Worried that the image might incite some to pursue vigilante justice against the notorious criminal, the paper stopped the presses and sent people on motorbikes to buy back copies from newsstands.

Editorial copy isn’t the only potential cause for a recall. Also in 2005, 200,000 copies of YM Your Prom magazine were pulled from newsstands after two ads for prom dresses mistakenly directed readers to a child porn website. (Over 400,000 copies of the magazine had already been sold.) Yet the exact same ads also appeared in Hearst’s Teen Prom, and the publisher chose to leave them on shelves.

So which publisher was the apostate in that scenario?

Correction of the Week

“In ‘The entourage’ section of ‘UK clears its decks for the Obama show’ (News, last week), we said representatives of ‘the Immigration and Naturalisation Service’ (INS) and ‘the US Information Agency’ (USIA) would accompany President Obama on his European tour.
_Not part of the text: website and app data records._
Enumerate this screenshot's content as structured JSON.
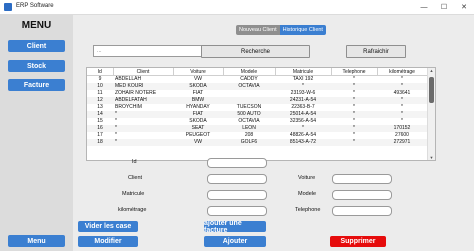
{
  "window": {
    "title": "ERP Software",
    "minimize_label": "—",
    "maximize_label": "☐",
    "close_label": "✕"
  },
  "sidebar": {
    "title": "MENU",
    "items": [
      {
        "label": "Client"
      },
      {
        "label": "Stock"
      },
      {
        "label": "Facture"
      }
    ],
    "menu_button": "Menu"
  },
  "segmented": {
    "nouveau_label": "Nouveau Client",
    "historique_label": "Historique Client",
    "active": "Historique Client"
  },
  "search": {
    "placeholder": "...",
    "value": "",
    "button_label": "Recherche",
    "refresh_label": "Rafraichir"
  },
  "table": {
    "columns": [
      "Id",
      "Client",
      "Voiture",
      "Modele",
      "Matricule",
      "Telephone",
      "kilométrage"
    ],
    "rows": [
      [
        "9",
        "ABDELLAH",
        "VW",
        "CADDY",
        "TAXI 192",
        "*",
        "*"
      ],
      [
        "10",
        "MED KOURI",
        "SKODA",
        "OCTAVIA",
        "*",
        "*",
        "*"
      ],
      [
        "11",
        "ZOHAIR NOTERE",
        "FIAT",
        "",
        "23193-W-6",
        "*",
        "493641"
      ],
      [
        "12",
        "ABDELFATAH",
        "BMW",
        "",
        "24231-A-54",
        "*",
        "*"
      ],
      [
        "13",
        "BROYCHIM",
        "HYANDAY",
        "TUECSON",
        "22363-B-7",
        "*",
        "*"
      ],
      [
        "14",
        "*",
        "FIAT",
        "500 AUTO",
        "25014-A-54",
        "*",
        "*"
      ],
      [
        "15",
        "*",
        "SKODA",
        "OCTAVIA",
        "32356-A-54",
        "*",
        "*"
      ],
      [
        "16",
        "*",
        "SEAT",
        "LEON",
        "*",
        "*",
        "170152"
      ],
      [
        "17",
        "*",
        "PEUGEOT",
        "208",
        "48826-A-54",
        "*",
        "27600"
      ],
      [
        "18",
        "*",
        "VW",
        "GOLF6",
        "85143-A-72",
        "*",
        "272971"
      ]
    ]
  },
  "form": {
    "id_label": "Id",
    "id_value": "",
    "client_label": "Client",
    "client_value": "",
    "voiture_label": "Voiture",
    "voiture_value": "",
    "matricule_label": "Matricule",
    "matricule_value": "",
    "modele_label": "Modele",
    "modele_value": "",
    "kilometrage_label": "kilométrage",
    "kilometrage_value": "",
    "telephone_label": "Telephone",
    "telephone_value": ""
  },
  "actions": {
    "vider_label": "Vider les case",
    "ajouter_facture_label": "ajouter une facture",
    "modifier_label": "Modifier",
    "ajouter_label": "Ajouter",
    "supprimer_label": "Supprimer"
  },
  "colors": {
    "accent": "#3b7fd1",
    "danger": "#e60c0c",
    "inactive_tab": "#8f8f8f"
  }
}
The USIA was closed in October 1999 when its information functions were incorporated into the State Department and its broadcasting services consolidated into the Broadcasting Board of Governors. The INS ceased to exist in March 2003 with most of its functions transferring to the Department of Homeland Security.” – The Observer U.K.

All The Governor’s Men

“A page-one headline in yesterday’s Herald that characterized four people who landed high-paying agency posts as ‘pals’ of Gov. Patrick should have described them as staffers in his administration.” – Boston Herald

Parting Shot

“The Canadian Press moved a story April 3 that erroneously reported The Wilkins Ice Shelf was originally part of Jamaica. In fact the Ice Shelf, located on the western side of the Antarctic was originally the size of Jamaica.” – Canadian Press

Craig Silverman is the editor of RegretTheError.com and the author of Regret The Error: How Media Mistakes Pollute the Press and Imperil Free Speech. He is also the editorial director of OpenFile.ca and a columnist for the Toronto Star.